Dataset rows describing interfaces
■ ■ ■
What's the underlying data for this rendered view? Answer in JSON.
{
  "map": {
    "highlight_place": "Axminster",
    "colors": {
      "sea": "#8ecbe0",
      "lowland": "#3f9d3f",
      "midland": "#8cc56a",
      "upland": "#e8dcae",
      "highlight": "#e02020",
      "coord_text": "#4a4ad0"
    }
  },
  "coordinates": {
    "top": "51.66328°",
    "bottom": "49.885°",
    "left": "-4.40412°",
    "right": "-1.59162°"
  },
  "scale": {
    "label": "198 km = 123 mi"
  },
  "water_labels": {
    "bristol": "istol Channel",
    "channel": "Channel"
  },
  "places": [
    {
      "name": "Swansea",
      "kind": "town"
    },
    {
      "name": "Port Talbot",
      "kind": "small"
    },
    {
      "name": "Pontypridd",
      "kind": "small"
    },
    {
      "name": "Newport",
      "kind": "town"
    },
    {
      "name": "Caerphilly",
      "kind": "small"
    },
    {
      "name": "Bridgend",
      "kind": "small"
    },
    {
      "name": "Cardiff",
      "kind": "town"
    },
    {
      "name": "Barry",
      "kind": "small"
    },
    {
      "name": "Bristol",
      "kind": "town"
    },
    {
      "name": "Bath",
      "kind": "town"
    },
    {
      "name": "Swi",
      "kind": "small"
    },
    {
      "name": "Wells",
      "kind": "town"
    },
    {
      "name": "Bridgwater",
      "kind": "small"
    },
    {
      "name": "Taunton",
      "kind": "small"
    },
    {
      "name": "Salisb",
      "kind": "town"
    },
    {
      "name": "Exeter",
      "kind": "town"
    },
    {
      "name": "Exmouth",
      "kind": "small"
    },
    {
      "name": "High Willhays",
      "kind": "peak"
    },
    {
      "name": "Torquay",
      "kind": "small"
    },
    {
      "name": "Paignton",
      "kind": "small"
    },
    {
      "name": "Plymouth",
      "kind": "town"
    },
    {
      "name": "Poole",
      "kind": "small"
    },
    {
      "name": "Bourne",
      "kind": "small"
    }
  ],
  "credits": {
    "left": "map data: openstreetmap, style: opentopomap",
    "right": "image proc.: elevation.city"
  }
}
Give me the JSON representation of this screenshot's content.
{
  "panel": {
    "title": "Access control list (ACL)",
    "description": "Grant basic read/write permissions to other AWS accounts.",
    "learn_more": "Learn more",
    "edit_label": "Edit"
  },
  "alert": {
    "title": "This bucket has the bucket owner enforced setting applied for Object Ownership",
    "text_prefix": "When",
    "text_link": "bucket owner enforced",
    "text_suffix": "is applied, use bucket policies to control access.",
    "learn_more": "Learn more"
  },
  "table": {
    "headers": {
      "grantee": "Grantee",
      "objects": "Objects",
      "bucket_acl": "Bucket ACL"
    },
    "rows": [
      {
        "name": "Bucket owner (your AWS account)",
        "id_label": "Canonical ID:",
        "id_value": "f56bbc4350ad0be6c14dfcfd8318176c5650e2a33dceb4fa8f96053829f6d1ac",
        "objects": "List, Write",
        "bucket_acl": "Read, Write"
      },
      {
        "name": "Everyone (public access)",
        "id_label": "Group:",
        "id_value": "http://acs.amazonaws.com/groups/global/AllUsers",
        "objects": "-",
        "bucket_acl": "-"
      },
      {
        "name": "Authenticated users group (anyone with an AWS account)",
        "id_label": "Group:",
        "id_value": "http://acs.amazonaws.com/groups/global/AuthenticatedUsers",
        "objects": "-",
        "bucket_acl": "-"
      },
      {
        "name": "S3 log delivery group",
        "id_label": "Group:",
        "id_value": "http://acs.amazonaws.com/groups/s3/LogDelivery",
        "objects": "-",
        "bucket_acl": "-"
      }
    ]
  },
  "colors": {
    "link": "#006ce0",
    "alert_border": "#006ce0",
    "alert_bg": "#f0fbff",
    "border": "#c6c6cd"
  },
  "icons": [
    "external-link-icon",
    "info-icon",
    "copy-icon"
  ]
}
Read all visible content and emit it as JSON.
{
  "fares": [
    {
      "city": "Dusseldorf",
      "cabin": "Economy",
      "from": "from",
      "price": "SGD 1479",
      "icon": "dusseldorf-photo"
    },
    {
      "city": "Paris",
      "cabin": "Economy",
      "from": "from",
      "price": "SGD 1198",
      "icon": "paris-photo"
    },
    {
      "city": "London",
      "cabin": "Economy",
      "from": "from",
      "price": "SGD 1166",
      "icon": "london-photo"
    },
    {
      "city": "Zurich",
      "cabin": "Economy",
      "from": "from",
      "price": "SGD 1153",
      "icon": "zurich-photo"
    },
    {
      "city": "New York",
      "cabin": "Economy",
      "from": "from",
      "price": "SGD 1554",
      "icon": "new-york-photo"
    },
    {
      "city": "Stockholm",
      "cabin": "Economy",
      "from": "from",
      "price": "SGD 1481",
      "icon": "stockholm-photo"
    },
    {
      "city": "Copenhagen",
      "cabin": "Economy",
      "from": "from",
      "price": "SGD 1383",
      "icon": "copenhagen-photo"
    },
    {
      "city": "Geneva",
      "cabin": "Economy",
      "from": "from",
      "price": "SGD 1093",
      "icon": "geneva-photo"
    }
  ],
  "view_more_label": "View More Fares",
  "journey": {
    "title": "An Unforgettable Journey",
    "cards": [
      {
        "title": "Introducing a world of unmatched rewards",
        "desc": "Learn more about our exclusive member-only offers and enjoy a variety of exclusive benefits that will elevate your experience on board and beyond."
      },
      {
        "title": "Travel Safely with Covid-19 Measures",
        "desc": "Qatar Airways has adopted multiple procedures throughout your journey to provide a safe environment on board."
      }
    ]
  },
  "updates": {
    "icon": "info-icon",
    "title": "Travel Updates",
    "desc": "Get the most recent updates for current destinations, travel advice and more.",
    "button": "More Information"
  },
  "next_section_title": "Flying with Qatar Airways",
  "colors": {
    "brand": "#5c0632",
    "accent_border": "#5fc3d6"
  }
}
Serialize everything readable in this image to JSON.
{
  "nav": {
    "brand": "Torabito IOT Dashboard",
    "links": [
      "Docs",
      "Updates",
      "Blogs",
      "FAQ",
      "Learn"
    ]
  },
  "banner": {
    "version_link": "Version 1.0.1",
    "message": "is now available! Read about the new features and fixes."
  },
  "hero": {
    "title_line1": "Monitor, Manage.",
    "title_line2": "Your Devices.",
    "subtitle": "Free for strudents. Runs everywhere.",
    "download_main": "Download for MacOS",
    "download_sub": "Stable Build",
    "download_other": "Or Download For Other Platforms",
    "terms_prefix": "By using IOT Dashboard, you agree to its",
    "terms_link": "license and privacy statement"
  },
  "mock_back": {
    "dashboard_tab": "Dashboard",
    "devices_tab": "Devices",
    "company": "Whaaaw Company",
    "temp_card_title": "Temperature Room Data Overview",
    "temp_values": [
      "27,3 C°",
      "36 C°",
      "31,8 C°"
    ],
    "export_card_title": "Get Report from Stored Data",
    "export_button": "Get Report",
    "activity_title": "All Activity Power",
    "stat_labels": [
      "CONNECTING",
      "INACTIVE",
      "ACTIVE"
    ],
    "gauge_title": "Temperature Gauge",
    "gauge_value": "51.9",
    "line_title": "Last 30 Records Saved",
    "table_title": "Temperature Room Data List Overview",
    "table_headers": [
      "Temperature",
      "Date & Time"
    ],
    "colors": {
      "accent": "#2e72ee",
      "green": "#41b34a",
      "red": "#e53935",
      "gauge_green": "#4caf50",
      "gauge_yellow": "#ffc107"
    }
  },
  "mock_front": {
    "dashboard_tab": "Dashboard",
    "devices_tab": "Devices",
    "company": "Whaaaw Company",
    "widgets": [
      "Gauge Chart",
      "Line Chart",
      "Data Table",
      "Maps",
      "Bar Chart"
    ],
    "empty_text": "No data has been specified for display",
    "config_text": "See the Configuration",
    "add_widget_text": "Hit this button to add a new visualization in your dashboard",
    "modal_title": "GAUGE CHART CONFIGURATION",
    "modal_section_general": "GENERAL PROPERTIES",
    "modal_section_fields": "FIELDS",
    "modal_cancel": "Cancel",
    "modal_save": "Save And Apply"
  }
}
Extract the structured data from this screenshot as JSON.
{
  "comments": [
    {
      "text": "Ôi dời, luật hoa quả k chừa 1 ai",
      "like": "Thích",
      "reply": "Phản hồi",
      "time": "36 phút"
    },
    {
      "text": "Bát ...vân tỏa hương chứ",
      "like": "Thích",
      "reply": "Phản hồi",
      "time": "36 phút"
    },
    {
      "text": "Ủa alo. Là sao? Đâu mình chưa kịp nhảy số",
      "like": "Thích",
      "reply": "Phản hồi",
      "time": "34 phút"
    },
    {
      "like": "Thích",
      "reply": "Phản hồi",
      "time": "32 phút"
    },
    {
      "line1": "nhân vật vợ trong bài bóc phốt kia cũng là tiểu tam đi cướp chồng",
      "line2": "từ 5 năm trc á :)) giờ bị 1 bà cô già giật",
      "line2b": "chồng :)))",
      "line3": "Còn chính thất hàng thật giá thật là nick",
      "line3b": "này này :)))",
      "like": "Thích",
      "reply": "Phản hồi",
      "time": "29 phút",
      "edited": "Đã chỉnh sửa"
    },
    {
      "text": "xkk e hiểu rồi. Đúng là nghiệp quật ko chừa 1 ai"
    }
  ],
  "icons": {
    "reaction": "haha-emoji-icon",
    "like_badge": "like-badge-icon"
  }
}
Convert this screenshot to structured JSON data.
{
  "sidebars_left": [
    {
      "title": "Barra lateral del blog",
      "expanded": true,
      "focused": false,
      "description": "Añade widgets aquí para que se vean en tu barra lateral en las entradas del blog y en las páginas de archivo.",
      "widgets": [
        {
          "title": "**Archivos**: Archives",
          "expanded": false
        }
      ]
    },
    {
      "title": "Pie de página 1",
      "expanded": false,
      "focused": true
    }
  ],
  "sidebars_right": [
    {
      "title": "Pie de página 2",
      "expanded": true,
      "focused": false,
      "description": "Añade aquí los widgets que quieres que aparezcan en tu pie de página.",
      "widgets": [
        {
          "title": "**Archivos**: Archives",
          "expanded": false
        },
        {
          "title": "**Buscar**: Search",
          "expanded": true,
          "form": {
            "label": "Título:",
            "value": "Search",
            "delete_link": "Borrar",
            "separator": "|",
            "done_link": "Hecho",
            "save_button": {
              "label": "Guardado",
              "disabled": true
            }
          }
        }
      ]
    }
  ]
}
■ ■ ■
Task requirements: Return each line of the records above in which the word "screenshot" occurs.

Written solution:
Give me the JSON representation of this screenshot's content.
Extract the structured data from this screenshot as JSON.
Convert this screenshot to structured JSON data.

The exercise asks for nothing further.